(Interface dataset entries)
▼▼▼

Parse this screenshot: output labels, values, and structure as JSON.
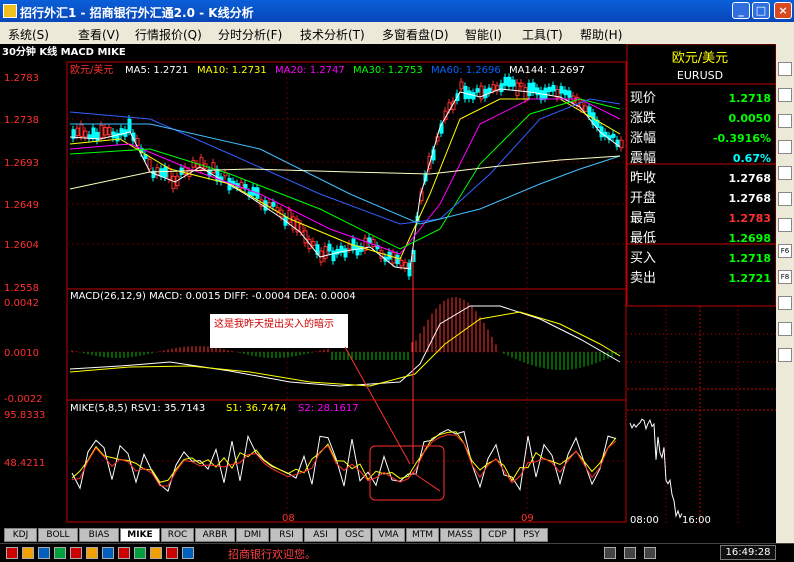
{
  "window": {
    "title": "招行外汇1 - 招商银行外汇通2.0 - K线分析",
    "controls": [
      "_",
      "□",
      "×"
    ]
  },
  "menu": [
    "系统(S)",
    "查看(V)",
    "行情报价(Q)",
    "分时分析(F)",
    "技术分析(T)",
    "多窗看盘(D)",
    "智能(I)",
    "工具(T)",
    "帮助(H)"
  ],
  "chart_header": "30分钟 K线 MACD MIKE",
  "main_chart": {
    "symbol": "欧元/美元",
    "ma": [
      {
        "label": "MA5: 1.2721",
        "color": "#ffffff"
      },
      {
        "label": "MA10: 1.2731",
        "color": "#ffff00"
      },
      {
        "label": "MA20: 1.2747",
        "color": "#ff00ff"
      },
      {
        "label": "MA30: 1.2753",
        "color": "#00ff00"
      },
      {
        "label": "MA60: 1.2696",
        "color": "#0066ff"
      },
      {
        "label": "MA144: 1.2697",
        "color": "#ffffff"
      }
    ],
    "y_ticks": [
      "1.2783",
      "1.2738",
      "1.2693",
      "1.2649",
      "1.2604",
      "1.2558"
    ]
  },
  "macd_chart": {
    "header": "MACD(26,12,9) MACD: 0.0015 DIFF: -0.0004 DEA: 0.0004",
    "y_ticks": [
      "0.0042",
      "0.0010",
      "-0.0022"
    ]
  },
  "mike_chart": {
    "header_items": [
      {
        "text": "MIKE(5,8,5) RSV1: 35.7143",
        "color": "#ffffff"
      },
      {
        "text": "S1: 36.7474",
        "color": "#ffff00"
      },
      {
        "text": "S2: 28.1617",
        "color": "#ff00ff"
      }
    ],
    "y_ticks": [
      "95.8333",
      "48.4211"
    ]
  },
  "x_labels": [
    "08",
    "09"
  ],
  "annotation": "这是我昨天提出买入的暗示",
  "quote_panel": {
    "name": "欧元/美元",
    "code": "EURUSD",
    "rows": [
      {
        "label": "现价",
        "value": "1.2718",
        "color": "#00ff00"
      },
      {
        "label": "涨跌",
        "value": "0.0050",
        "color": "#00ff00"
      },
      {
        "label": "涨幅",
        "value": "-0.3916%",
        "color": "#00ff00"
      },
      {
        "label": "震幅",
        "value": "0.67%",
        "color": "#00ffff"
      },
      {
        "label": "昨收",
        "value": "1.2768",
        "color": "#ffffff"
      },
      {
        "label": "开盘",
        "value": "1.2768",
        "color": "#ffffff"
      },
      {
        "label": "最高",
        "value": "1.2783",
        "color": "#ff3030"
      },
      {
        "label": "最低",
        "value": "1.2698",
        "color": "#00ff00"
      },
      {
        "label": "买入",
        "value": "1.2718",
        "color": "#00ff00"
      },
      {
        "label": "卖出",
        "value": "1.2721",
        "color": "#00ff00"
      }
    ],
    "time_labels": [
      "08:00",
      "16:00"
    ]
  },
  "tabs": [
    "KDJ",
    "BOLL",
    "BIAS",
    "MIKE",
    "ROC",
    "ARBR",
    "DMI",
    "RSI",
    "ASI",
    "OSC",
    "VMA",
    "MTM",
    "MASS",
    "CDP",
    "PSY"
  ],
  "active_tab": "MIKE",
  "status": {
    "message": "招商银行欢迎您。",
    "time": "16:49:28"
  },
  "side_tools": [
    "zoom-in",
    "zoom-out",
    "up",
    "down",
    "cross",
    "line-draw",
    "bar-chart",
    "f6",
    "f8",
    "export",
    "calc",
    "help"
  ]
}
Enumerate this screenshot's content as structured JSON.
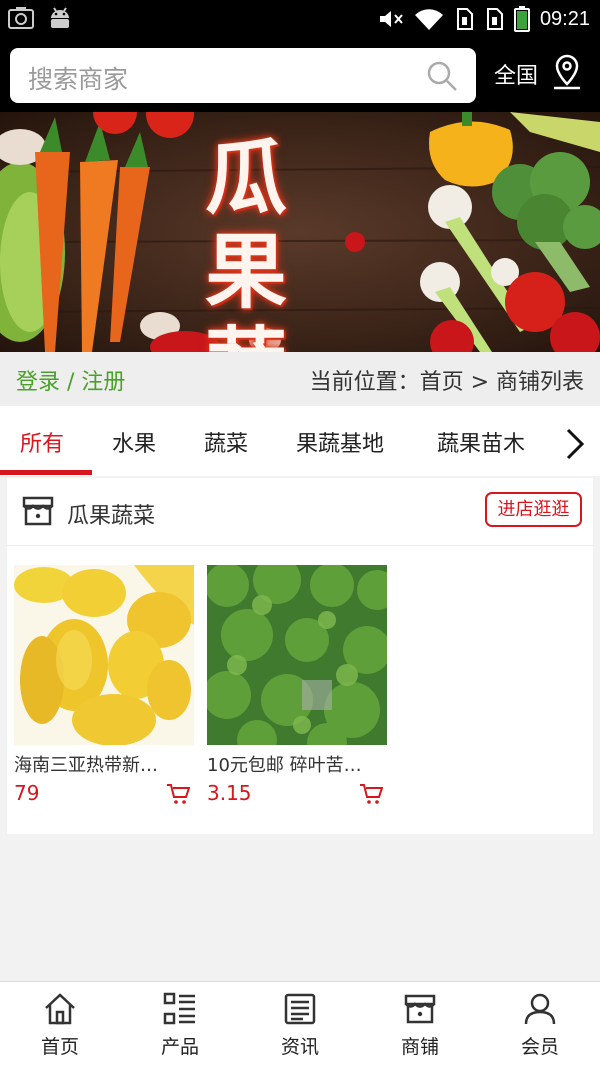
{
  "status_bar": {
    "time": "09:21"
  },
  "search": {
    "placeholder": "搜索商家"
  },
  "region": {
    "label": "全国"
  },
  "banner": {
    "line1": "瓜 果",
    "line2": "蔬 菜"
  },
  "auth": {
    "text": "登录 / 注册"
  },
  "breadcrumb": {
    "text": "当前位置：首页 > 商铺列表"
  },
  "tabs": [
    {
      "label": "所有",
      "active": true
    },
    {
      "label": "水果"
    },
    {
      "label": "蔬菜"
    },
    {
      "label": "果蔬基地"
    },
    {
      "label": "蔬果苗木"
    }
  ],
  "shop": {
    "name": "瓜果蔬菜",
    "visit_label": "进店逛逛",
    "products": [
      {
        "name": "海南三亚热带新…",
        "price": "79"
      },
      {
        "name": "10元包邮 碎叶苦…",
        "price": "3.15"
      }
    ]
  },
  "bottom_nav": [
    {
      "label": "首页",
      "icon": "home-icon"
    },
    {
      "label": "产品",
      "icon": "list-icon"
    },
    {
      "label": "资讯",
      "icon": "news-icon"
    },
    {
      "label": "商铺",
      "icon": "store-icon"
    },
    {
      "label": "会员",
      "icon": "user-icon"
    }
  ],
  "colors": {
    "accent": "#d9161d",
    "login_green": "#4aa12a",
    "header": "#000000"
  }
}
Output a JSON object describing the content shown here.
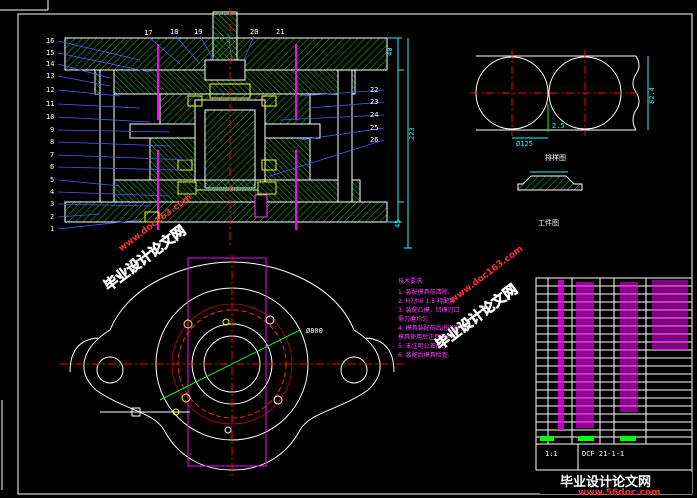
{
  "parts_left": [
    "16",
    "15",
    "14",
    "13",
    "12",
    "11",
    "10",
    "9",
    "8",
    "7",
    "6",
    "5",
    "4",
    "3",
    "2",
    "1"
  ],
  "parts_top": [
    "17",
    "18",
    "19",
    "20",
    "21"
  ],
  "parts_right": [
    "22",
    "23",
    "24",
    "25",
    "26"
  ],
  "dims": {
    "d1": "40",
    "d2": "223",
    "d3": "45",
    "bore": "Ø800",
    "strip_w": "82.4",
    "strip_h": "Ø125",
    "side": "2.5"
  },
  "captions": {
    "strip": "排样图",
    "workpiece": "工件图"
  },
  "tech": {
    "title": "技术要求:",
    "lines": [
      "1. 装配模具前清除。",
      "2. H7/h6 1:5 持配套.",
      "3. 装配凸模，凹模刃口",
      "   需刃磨均匀.",
      "4. 模具装配前后进行检查",
      "   模具使用后注意保养",
      "5. 未注明公差按.",
      "6. 装配后模具检查."
    ]
  },
  "title_block": {
    "scale": "1:1",
    "code": "DCF 21-1-1"
  },
  "watermark": {
    "brand": "毕业设计论文网",
    "url": "www.doc163.com",
    "footer_url": "www.56doc.com"
  },
  "colors": {
    "line": "#ffffff",
    "hatch": "#00ff00",
    "center": "#ff0000",
    "dim": "#00ffff",
    "part": "#ffff00",
    "bolt": "#ff00ff",
    "leader": "#4040ff"
  }
}
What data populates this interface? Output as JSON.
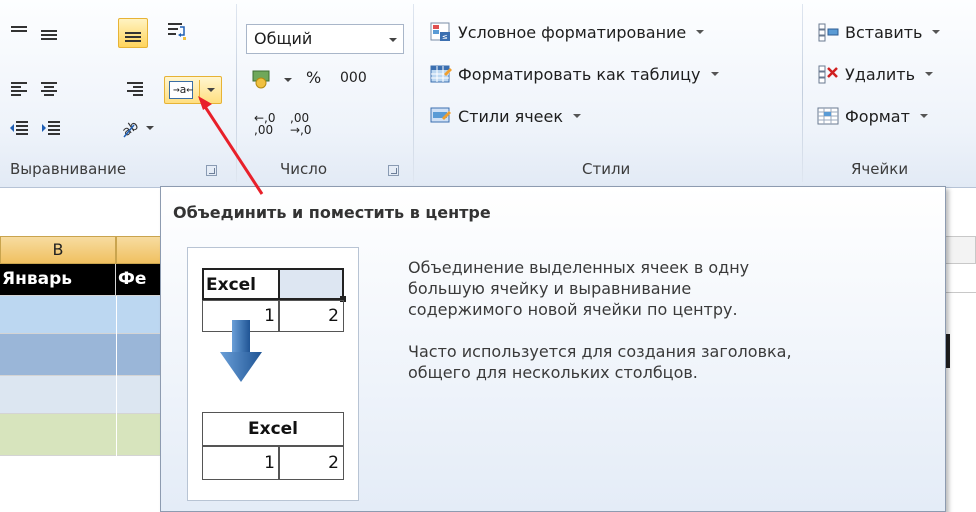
{
  "ribbon": {
    "alignment": {
      "label": "Выравнивание",
      "icons": [
        "align-top-icon",
        "align-middle-icon",
        "align-bottom-icon",
        "wrap-text-icon",
        "align-left-icon",
        "align-center-icon",
        "align-right-icon",
        "merge-center-icon",
        "decrease-indent-icon",
        "increase-indent-icon",
        "text-orientation-icon"
      ]
    },
    "number": {
      "label": "Число",
      "format_value": "Общий",
      "percent_label": "%",
      "thousands_label": "000",
      "increase_decimal_label": "←,0\n,00",
      "decrease_decimal_label": ",00\n→,0"
    },
    "styles": {
      "label": "Стили",
      "conditional": "Условное форматирование",
      "format_table": "Форматировать как таблицу",
      "cell_styles": "Стили ячеек"
    },
    "cells": {
      "label": "Ячейки",
      "insert": "Вставить",
      "delete": "Удалить",
      "format": "Формат"
    }
  },
  "sheet": {
    "col_b": "B",
    "header_b": "Январь",
    "header_c": "Фе",
    "row_colors": [
      "#bcd7f1",
      "#9ab6d8",
      "#dce6f1",
      "#d7e4bd"
    ]
  },
  "tooltip": {
    "title": "Объединить и поместить в центре",
    "desc_1": "Объединение выделенных ячеек в одну\nбольшую ячейку и выравнивание\nсодержимого новой ячейки по центру.",
    "desc_2": "Часто используется для создания заголовка,\nобщего для нескольких столбцов.",
    "preview": {
      "before_text": "Excel",
      "after_text": "Excel",
      "num_1": "1",
      "num_2": "2"
    }
  },
  "colors": {
    "accent_red": "#e8202a",
    "highlight": "#ffd45c"
  }
}
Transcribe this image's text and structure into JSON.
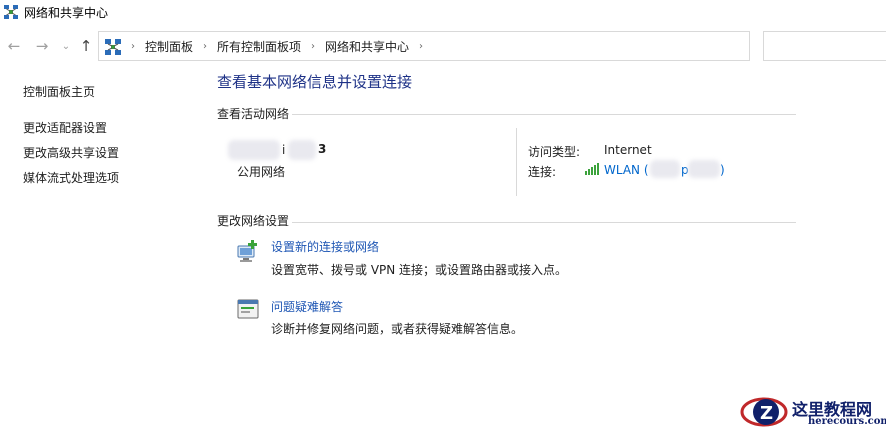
{
  "window": {
    "title": "网络和共享中心",
    "icon": "network-sharing-center-icon"
  },
  "nav": {
    "back_icon": "←",
    "forward_icon": "→",
    "recent_icon": "⌄",
    "up_icon": "↑",
    "breadcrumb": [
      "控制面板",
      "所有控制面板项",
      "网络和共享中心"
    ],
    "breadcrumb_sep": "›",
    "dropdown_icon": "⌄",
    "refresh_icon": "↻",
    "search_placeholder": ""
  },
  "sidebar": {
    "items": [
      {
        "label": "控制面板主页"
      },
      {
        "label": "更改适配器设置"
      },
      {
        "label": "更改高级共享设置"
      },
      {
        "label": "媒体流式处理选项"
      }
    ]
  },
  "main": {
    "title": "查看基本网络信息并设置连接",
    "active_networks_heading": "查看活动网络",
    "network": {
      "name_visible_fragment_1": "i",
      "name_visible_fragment_2": "3",
      "type": "公用网络",
      "access_type_label": "访问类型:",
      "access_type_value": "Internet",
      "connection_label": "连接:",
      "connection_value": "WLAN (",
      "connection_value_mid": "p",
      "connection_value_end": ")",
      "signal_color": "#3ca33c"
    },
    "change_settings_heading": "更改网络设置",
    "tasks": [
      {
        "icon": "new-connection-icon",
        "link": "设置新的连接或网络",
        "desc": "设置宽带、拨号或 VPN 连接；或设置路由器或接入点。"
      },
      {
        "icon": "troubleshoot-icon",
        "link": "问题疑难解答",
        "desc": "诊断并修复网络问题，或者获得疑难解答信息。"
      }
    ]
  },
  "watermark": {
    "line1": "这里教程网",
    "line2": "herecours.com",
    "color": "#10206a",
    "accent": "#c0282a"
  }
}
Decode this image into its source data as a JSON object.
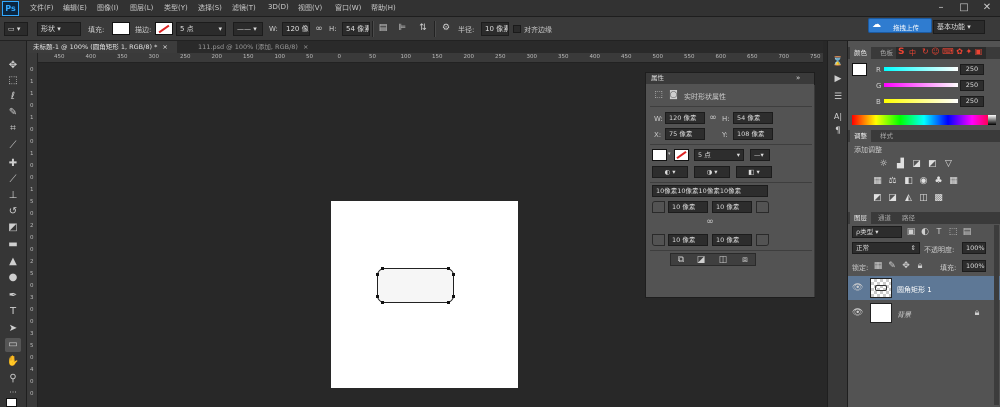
{
  "app": {
    "logo": "Ps"
  },
  "menu": [
    "文件(F)",
    "编辑(E)",
    "图像(I)",
    "图层(L)",
    "类型(Y)",
    "选择(S)",
    "滤镜(T)",
    "3D(D)",
    "视图(V)",
    "窗口(W)",
    "帮助(H)"
  ],
  "options": {
    "mode": "形状",
    "fill_label": "填充:",
    "stroke_label": "描边:",
    "stroke_width": "5 点",
    "w_label": "W:",
    "w_value": "120 像素",
    "h_label": "H:",
    "h_value": "54 像素",
    "radius_label": "半径:",
    "radius_value": "10 像素",
    "align_edges": "对齐边缘",
    "upload_button": "拖拽上传",
    "workspace": "基本功能"
  },
  "tabs": [
    {
      "label": "未标题-1 @ 100% (圆角矩形 1, RGB/8) *",
      "active": true
    },
    {
      "label": "111.psd @ 100% (添加, RGB/8)",
      "active": false
    }
  ],
  "ruler": {
    "h": [
      "450",
      "400",
      "350",
      "300",
      "250",
      "200",
      "150",
      "100",
      "50",
      "0",
      "50",
      "100",
      "150",
      "200",
      "250",
      "300",
      "350",
      "400",
      "450",
      "500",
      "550",
      "600",
      "650",
      "700",
      "750"
    ],
    "v": [
      "0",
      "1",
      "1",
      "0",
      "1",
      "0",
      "0",
      "1",
      "0",
      "0",
      "1",
      "5",
      "0",
      "2",
      "0",
      "0",
      "2",
      "5",
      "0",
      "3",
      "0",
      "0",
      "3",
      "5",
      "0",
      "4",
      "0",
      "0"
    ]
  },
  "properties": {
    "title": "属性",
    "subtitle": "实时形状属性",
    "w_label": "W:",
    "w_value": "120 像素",
    "h_label": "H:",
    "h_value": "54 像素",
    "x_label": "X:",
    "x_value": "75 像素",
    "y_label": "Y:",
    "y_value": "108 像素",
    "stroke_width": "5 点",
    "corners_summary": "10像素10像素10像素10像素",
    "corner_tl": "10 像素",
    "corner_tr": "10 像素",
    "corner_bl": "10 像素",
    "corner_br": "10 像素"
  },
  "color_panel": {
    "tabs": [
      "颜色",
      "色板"
    ],
    "r_label": "R",
    "r_value": "250",
    "g_label": "G",
    "g_value": "250",
    "b_label": "B",
    "b_value": "250",
    "ime_text": "中"
  },
  "adjust_panel": {
    "tabs": [
      "调整",
      "样式"
    ],
    "title": "添加调整"
  },
  "layers_panel": {
    "tabs": [
      "图层",
      "通道",
      "路径"
    ],
    "filter": "ρ类型",
    "blend_mode": "正常",
    "opacity_label": "不透明度:",
    "opacity_value": "100%",
    "lock_label": "锁定:",
    "fill_label": "填充:",
    "fill_value": "100%",
    "layers": [
      {
        "name": "圆角矩形 1",
        "selected": true
      },
      {
        "name": "背景",
        "selected": false
      }
    ]
  },
  "colors": {
    "accent": "#31a8ff",
    "panel": "#535353",
    "canvas_bg": "#282828",
    "selection": "#5e7896"
  }
}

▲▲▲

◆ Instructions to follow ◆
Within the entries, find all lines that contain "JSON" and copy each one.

◆ Output for this task ◆
Parse this screenshot: output labels, values, and structure as JSON.
Enumerate this screenshot's content as structured JSON.
Output a JSON object describing the content shown here.
What data populates this interface? Output as JSON.
Transcribe this image's text and structure into JSON.
Decode this image into its source data as a JSON object.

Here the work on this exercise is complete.